#### [Material provided]
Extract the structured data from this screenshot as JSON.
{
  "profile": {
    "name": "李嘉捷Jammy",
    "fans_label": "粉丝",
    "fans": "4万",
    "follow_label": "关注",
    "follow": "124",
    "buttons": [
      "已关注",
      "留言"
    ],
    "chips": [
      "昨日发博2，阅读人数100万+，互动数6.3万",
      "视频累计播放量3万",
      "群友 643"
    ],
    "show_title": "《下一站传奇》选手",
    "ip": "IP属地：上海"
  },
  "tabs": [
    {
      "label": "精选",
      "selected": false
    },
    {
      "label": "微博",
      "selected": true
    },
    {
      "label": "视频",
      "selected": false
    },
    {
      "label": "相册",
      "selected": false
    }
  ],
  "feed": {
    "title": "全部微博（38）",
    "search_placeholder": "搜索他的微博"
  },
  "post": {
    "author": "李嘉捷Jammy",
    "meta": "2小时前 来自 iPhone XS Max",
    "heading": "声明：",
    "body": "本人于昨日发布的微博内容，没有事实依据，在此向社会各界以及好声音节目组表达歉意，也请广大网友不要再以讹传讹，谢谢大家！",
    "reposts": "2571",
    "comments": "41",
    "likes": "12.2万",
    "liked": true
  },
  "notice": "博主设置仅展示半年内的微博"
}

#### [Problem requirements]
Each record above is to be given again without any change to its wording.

#### [Your solution]
Extract the structured data from this screenshot as JSON.
{
  "profile": {
    "name": "李嘉捷Jammy",
    "fans_label": "粉丝",
    "fans": "4万",
    "follow_label": "关注",
    "follow": "124",
    "buttons": [
      "已关注",
      "留言"
    ],
    "chips": [
      "昨日发博2，阅读人数100万+，互动数6.3万",
      "视频累计播放量3万",
      "群友 643"
    ],
    "show_title": "《下一站传奇》选手",
    "ip": "IP属地：上海"
  },
  "tabs": [
    {
      "label": "精选",
      "selected": false
    },
    {
      "label": "微博",
      "selected": true
    },
    {
      "label": "视频",
      "selected": false
    },
    {
      "label": "相册",
      "selected": false
    }
  ],
  "feed": {
    "title": "全部微博（38）",
    "search_placeholder": "搜索他的微博"
  },
  "post": {
    "author": "李嘉捷Jammy",
    "meta": "2小时前 来自 iPhone XS Max",
    "heading": "声明：",
    "body": "本人于昨日发布的微博内容，没有事实依据，在此向社会各界以及好声音节目组表达歉意，也请广大网友不要再以讹传讹，谢谢大家！",
    "reposts": "2571",
    "comments": "41",
    "likes": "12.2万",
    "liked": true
  },
  "notice": "博主设置仅展示半年内的微博"
}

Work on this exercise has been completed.